Data entries
- - - -

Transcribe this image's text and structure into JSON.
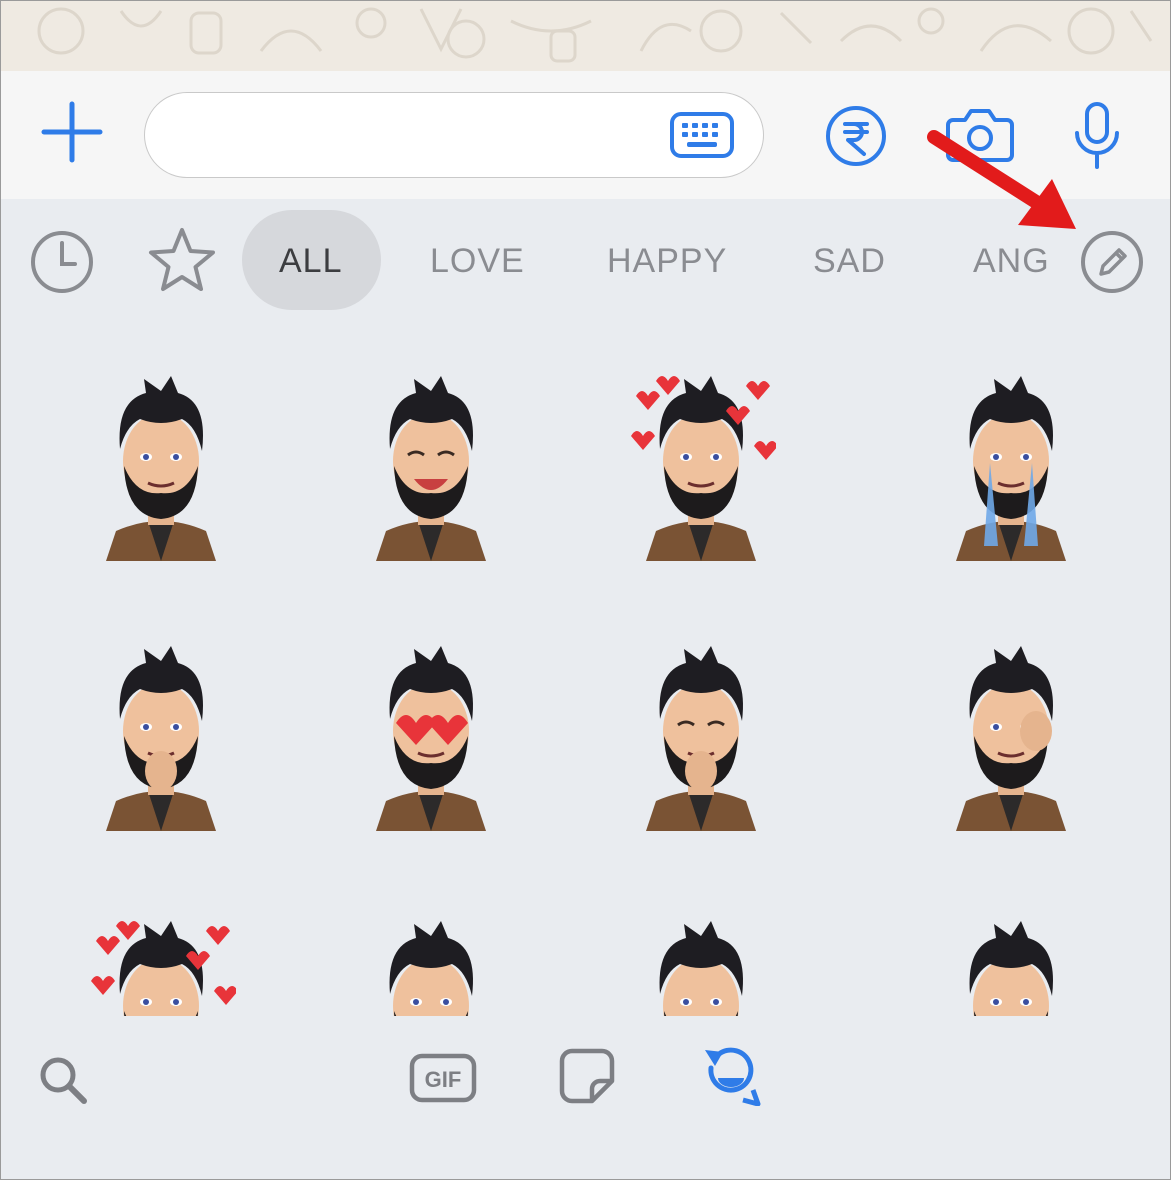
{
  "composer": {
    "message_value": "",
    "placeholder": ""
  },
  "icons": {
    "add": "plus-icon",
    "keyboard": "keyboard-icon",
    "payment": "rupee-icon",
    "camera": "camera-icon",
    "microphone": "microphone-icon",
    "recent": "clock-icon",
    "favorites": "star-icon",
    "edit": "pencil-icon",
    "search": "search-icon",
    "gif": "gif-icon",
    "stickers": "sticker-icon",
    "avatar": "avatar-icon"
  },
  "categories": [
    {
      "label": "ALL",
      "active": true
    },
    {
      "label": "LOVE",
      "active": false
    },
    {
      "label": "HAPPY",
      "active": false
    },
    {
      "label": "SAD",
      "active": false
    },
    {
      "label": "ANG",
      "active": false
    }
  ],
  "bottom_bar": {
    "gif_label": "GIF"
  },
  "stickers": [
    "wink",
    "laughing",
    "love-hearts",
    "crying",
    "thinking",
    "heart-eyes",
    "giggling",
    "facepalm",
    "sad-hearts",
    "angry",
    "smiling",
    "surprised"
  ],
  "colors": {
    "accent": "#2f7ce8",
    "tab_text": "#8a8c91",
    "tab_active_text": "#3c3d40",
    "active_pill": "#d6d8dc",
    "panel_bg": "#e9ecf0",
    "annotation_arrow": "#e21b1b"
  }
}
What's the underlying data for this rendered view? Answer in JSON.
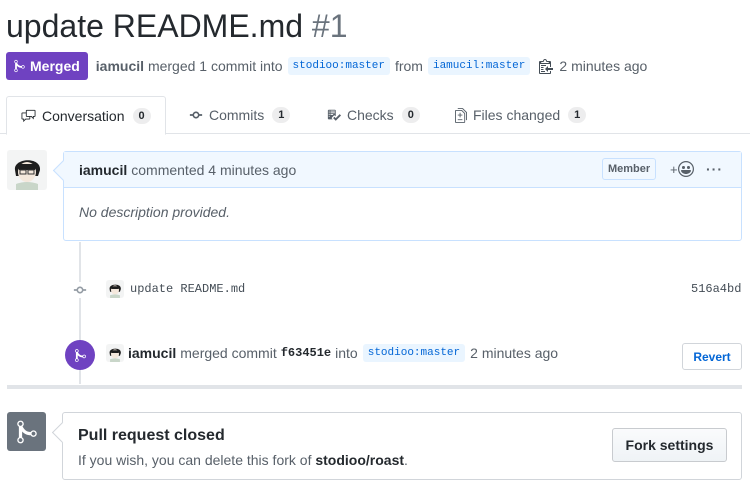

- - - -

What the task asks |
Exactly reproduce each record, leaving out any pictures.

Written response |
Transcribe this image's text and structure into JSON.
{
  "composer": {
    "message_value": "",
    "placeholder": ""
  },
  "icons": {
    "add": "plus-icon",
    "keyboard": "keyboard-icon",
    "payment": "rupee-icon",
    "camera": "camera-icon",
    "microphone": "microphone-icon",
    "recent": "clock-icon",
    "favorites": "star-icon",
    "edit": "pencil-icon",
    "search": "search-icon",
    "gif": "gif-icon",
    "stickers": "sticker-icon",
    "avatar": "avatar-icon"
  },
  "categories": [
    {
      "label": "ALL",
      "active": true
    },
    {
      "label": "LOVE",
      "active": false
    },
    {
      "label": "HAPPY",
      "active": false
    },
    {
      "label": "SAD",
      "active": false
    },
    {
      "label": "ANG",
      "active": false
    }
  ],
  "bottom_bar": {
    "gif_label": "GIF"
  },
  "stickers": [
    "wink",
    "laughing",
    "love-hearts",
    "crying",
    "thinking",
    "heart-eyes",
    "giggling",
    "facepalm",
    "sad-hearts",
    "angry",
    "smiling",
    "surprised"
  ],
  "colors": {
    "accent": "#2f7ce8",
    "tab_text": "#8a8c91",
    "tab_active_text": "#3c3d40",
    "active_pill": "#d6d8dc",
    "panel_bg": "#e9ecf0",
    "annotation_arrow": "#e21b1b"
  }
}
What's the underlying data for this rendered view? Answer in JSON.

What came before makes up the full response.